**Work item**
The answer must be every line of the data that holds the word "CHƯƠNG".

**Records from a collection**
»»
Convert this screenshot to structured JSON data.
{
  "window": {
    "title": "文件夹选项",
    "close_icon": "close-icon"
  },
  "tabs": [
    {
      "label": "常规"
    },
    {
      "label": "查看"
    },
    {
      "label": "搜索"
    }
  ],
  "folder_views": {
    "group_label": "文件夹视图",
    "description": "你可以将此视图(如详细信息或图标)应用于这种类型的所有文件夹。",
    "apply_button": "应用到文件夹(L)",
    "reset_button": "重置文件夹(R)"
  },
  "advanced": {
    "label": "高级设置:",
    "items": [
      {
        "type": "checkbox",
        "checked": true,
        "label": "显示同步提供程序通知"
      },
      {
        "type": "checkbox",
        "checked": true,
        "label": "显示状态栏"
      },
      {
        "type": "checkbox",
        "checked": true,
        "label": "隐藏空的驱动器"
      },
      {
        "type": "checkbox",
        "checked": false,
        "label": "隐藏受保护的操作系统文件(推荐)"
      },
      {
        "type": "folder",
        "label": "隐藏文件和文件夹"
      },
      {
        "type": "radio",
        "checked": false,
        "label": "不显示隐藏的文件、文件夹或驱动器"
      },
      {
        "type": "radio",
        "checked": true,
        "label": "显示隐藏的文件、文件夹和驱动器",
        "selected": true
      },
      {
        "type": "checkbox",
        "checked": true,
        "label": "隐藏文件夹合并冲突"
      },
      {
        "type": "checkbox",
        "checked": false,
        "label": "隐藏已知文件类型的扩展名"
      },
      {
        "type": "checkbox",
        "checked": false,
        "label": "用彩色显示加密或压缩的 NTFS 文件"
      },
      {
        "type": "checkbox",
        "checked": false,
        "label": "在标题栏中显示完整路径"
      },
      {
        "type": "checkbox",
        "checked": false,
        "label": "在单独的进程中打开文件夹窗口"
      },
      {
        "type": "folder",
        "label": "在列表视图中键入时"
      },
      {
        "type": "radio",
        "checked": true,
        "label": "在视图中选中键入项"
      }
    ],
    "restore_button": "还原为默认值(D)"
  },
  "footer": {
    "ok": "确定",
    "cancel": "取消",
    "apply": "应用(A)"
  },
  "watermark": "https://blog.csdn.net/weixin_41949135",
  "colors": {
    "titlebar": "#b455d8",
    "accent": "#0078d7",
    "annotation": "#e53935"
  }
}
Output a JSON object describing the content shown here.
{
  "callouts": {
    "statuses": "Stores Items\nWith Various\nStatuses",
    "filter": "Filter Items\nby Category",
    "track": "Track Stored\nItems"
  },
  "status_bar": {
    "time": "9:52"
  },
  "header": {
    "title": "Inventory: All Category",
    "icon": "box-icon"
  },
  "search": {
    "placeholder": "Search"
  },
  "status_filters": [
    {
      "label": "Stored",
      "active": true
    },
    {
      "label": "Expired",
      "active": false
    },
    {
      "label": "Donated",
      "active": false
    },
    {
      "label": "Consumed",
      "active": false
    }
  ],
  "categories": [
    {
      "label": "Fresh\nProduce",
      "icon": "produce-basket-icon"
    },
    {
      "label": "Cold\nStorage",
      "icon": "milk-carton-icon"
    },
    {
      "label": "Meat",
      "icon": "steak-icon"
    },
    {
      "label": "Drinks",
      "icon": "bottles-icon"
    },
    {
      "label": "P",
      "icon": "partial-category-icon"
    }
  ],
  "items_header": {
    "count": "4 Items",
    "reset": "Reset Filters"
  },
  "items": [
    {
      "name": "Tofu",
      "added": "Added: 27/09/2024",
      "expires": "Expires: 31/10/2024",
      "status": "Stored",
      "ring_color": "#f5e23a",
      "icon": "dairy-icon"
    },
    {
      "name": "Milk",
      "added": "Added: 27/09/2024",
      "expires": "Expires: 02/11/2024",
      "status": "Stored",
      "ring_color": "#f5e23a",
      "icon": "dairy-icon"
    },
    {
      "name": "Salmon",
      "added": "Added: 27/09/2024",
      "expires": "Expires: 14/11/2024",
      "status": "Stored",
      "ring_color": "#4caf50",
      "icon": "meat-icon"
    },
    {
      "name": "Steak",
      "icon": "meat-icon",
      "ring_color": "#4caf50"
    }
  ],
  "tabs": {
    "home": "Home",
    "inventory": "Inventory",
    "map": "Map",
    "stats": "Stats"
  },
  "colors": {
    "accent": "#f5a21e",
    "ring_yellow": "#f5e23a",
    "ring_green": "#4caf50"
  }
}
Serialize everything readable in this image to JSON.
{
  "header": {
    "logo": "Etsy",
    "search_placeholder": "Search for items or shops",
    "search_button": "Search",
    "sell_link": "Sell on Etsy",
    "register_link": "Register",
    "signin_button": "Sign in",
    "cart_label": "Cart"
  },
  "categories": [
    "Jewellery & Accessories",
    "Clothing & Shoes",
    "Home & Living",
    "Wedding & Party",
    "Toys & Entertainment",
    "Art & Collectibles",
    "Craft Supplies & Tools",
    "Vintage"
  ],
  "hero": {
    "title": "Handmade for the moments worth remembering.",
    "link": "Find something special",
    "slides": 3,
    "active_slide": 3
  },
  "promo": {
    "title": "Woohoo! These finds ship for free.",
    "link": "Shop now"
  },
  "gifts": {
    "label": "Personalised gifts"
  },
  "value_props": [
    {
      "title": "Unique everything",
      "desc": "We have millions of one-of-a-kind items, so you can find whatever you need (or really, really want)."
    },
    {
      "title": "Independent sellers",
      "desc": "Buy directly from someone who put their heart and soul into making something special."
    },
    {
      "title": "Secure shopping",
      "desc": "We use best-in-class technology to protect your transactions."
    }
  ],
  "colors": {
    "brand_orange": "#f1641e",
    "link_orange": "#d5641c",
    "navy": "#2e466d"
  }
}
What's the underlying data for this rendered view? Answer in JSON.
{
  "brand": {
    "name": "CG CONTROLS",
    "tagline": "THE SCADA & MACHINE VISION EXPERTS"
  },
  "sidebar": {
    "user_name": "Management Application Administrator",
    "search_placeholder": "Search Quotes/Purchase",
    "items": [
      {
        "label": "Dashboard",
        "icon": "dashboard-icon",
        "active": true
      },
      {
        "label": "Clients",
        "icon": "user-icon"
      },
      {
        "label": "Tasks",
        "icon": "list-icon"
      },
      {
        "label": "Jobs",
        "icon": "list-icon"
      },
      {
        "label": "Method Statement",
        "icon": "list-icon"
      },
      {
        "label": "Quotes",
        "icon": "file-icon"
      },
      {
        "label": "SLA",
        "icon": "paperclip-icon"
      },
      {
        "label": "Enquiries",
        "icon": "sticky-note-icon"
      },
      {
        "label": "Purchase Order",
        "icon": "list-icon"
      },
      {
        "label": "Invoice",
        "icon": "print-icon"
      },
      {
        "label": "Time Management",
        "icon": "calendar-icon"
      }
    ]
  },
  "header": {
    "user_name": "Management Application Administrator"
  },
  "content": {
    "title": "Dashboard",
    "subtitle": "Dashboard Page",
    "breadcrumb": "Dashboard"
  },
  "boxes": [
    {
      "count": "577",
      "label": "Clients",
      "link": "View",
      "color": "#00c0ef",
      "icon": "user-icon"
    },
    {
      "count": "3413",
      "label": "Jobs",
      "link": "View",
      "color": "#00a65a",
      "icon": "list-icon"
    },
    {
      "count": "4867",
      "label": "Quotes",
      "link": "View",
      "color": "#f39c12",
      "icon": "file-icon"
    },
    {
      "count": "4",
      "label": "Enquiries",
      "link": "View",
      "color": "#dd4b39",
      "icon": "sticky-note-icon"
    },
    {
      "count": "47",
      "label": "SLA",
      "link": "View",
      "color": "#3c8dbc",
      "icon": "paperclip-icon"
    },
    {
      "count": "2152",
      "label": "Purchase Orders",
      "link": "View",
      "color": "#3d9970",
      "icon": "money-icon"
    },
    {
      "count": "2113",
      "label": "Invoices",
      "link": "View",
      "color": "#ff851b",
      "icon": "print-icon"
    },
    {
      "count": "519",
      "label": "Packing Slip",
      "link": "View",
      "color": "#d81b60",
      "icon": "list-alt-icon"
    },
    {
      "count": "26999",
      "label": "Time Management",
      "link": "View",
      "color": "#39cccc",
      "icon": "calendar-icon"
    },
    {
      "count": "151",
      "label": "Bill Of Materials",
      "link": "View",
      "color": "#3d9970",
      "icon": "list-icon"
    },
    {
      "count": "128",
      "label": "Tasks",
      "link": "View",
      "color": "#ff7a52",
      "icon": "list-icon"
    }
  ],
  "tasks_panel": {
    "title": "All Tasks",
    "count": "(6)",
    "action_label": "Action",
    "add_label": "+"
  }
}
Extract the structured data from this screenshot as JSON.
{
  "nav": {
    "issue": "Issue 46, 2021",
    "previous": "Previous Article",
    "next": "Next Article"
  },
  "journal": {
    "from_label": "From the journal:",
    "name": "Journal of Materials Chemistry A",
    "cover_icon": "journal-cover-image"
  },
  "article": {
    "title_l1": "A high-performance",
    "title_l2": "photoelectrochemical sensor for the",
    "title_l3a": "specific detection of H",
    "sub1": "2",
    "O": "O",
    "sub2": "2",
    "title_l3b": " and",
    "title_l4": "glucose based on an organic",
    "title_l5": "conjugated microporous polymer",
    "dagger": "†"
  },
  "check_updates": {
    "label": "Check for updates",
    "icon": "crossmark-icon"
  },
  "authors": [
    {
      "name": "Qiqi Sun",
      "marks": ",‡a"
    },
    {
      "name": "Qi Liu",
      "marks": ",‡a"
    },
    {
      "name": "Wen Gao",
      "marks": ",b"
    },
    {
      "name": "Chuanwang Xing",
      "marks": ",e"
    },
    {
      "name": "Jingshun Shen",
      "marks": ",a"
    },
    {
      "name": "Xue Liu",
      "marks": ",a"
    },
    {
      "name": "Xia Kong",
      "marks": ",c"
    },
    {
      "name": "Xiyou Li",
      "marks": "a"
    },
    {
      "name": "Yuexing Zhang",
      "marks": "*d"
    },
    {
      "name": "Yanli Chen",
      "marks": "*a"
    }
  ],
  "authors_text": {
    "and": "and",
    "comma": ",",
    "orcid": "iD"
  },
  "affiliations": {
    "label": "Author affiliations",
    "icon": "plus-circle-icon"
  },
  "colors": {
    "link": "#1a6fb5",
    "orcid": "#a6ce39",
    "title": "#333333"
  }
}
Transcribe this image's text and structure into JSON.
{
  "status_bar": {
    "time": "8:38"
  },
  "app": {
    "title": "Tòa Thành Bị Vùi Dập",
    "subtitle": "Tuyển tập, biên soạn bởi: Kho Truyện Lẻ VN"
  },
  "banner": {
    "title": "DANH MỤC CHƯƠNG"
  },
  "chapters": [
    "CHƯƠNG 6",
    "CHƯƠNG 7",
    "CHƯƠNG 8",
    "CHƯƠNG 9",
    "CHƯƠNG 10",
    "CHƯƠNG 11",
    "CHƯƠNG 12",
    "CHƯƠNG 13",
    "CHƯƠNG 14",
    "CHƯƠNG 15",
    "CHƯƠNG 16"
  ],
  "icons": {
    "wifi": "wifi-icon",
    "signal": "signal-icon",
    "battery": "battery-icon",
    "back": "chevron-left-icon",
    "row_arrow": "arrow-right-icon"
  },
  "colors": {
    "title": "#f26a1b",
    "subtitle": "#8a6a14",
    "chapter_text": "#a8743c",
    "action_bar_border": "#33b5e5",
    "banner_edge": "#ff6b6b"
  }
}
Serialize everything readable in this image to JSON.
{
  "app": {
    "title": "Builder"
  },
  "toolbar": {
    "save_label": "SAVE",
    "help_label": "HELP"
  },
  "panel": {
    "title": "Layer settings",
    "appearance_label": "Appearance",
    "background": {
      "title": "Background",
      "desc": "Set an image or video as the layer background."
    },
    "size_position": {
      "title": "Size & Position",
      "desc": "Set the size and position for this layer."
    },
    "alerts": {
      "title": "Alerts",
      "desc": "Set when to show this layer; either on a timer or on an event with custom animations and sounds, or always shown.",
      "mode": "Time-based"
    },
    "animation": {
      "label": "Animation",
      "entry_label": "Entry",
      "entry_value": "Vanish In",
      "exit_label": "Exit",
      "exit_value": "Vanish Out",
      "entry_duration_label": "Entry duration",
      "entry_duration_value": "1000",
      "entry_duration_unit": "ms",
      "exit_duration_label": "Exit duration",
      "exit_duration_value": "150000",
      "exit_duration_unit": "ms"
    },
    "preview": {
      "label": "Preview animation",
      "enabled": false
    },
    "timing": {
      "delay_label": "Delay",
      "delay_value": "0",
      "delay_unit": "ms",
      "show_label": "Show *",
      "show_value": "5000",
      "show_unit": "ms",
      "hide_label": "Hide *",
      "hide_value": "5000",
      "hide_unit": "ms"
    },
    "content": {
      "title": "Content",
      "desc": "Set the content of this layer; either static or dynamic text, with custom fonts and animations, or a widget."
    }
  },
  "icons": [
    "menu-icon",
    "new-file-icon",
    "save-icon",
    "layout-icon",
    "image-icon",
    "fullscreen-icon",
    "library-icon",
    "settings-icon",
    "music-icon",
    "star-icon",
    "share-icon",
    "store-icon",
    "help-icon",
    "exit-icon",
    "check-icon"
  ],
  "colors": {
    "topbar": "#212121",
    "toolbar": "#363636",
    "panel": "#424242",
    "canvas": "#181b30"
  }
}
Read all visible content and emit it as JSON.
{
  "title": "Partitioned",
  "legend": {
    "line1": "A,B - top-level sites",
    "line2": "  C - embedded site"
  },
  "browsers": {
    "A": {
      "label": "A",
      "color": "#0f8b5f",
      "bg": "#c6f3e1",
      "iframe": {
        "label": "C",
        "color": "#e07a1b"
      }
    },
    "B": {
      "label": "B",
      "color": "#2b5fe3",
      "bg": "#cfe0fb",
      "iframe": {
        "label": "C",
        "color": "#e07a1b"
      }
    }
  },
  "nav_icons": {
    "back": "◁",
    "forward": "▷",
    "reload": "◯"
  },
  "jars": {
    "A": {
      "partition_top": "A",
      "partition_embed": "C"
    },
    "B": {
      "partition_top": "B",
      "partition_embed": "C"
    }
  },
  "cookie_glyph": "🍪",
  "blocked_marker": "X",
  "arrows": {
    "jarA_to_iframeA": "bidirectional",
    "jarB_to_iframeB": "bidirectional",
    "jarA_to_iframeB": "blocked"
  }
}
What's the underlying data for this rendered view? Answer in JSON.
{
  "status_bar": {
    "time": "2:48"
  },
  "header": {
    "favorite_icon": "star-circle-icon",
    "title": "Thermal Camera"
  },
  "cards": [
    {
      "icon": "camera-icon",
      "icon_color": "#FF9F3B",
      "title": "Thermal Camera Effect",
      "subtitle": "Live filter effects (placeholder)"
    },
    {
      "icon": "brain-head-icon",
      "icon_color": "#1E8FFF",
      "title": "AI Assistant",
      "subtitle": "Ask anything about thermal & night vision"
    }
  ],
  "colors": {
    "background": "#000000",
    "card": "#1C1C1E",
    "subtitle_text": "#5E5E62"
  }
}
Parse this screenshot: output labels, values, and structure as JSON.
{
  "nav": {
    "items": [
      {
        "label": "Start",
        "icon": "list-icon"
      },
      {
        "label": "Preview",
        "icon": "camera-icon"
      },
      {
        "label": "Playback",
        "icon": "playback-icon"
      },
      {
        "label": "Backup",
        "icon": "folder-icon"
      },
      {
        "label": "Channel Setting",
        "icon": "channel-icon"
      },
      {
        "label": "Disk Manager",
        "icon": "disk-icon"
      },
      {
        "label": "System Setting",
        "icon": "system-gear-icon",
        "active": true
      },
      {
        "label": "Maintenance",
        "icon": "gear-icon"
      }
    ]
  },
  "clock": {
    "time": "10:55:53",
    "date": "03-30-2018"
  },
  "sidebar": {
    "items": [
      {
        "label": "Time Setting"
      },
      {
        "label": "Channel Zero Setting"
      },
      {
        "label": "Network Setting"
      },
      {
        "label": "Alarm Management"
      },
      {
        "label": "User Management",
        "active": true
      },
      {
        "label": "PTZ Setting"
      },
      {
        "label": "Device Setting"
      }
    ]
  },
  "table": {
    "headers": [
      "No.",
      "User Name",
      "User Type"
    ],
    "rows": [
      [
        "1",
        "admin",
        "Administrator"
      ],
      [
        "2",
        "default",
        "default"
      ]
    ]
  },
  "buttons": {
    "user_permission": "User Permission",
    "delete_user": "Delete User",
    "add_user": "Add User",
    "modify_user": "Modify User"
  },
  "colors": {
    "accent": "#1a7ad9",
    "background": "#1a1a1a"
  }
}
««
**Solution for this task**
    "title": "DANH MỤC CHƯƠNG"
    "CHƯƠNG 6",
    "CHƯƠNG 7",
    "CHƯƠNG 8",
    "CHƯƠNG 9",
    "CHƯƠNG 10",
    "CHƯƠNG 11",
    "CHƯƠNG 12",
    "CHƯƠNG 13",
    "CHƯƠNG 14",
    "CHƯƠNG 15",
    "CHƯƠNG 16"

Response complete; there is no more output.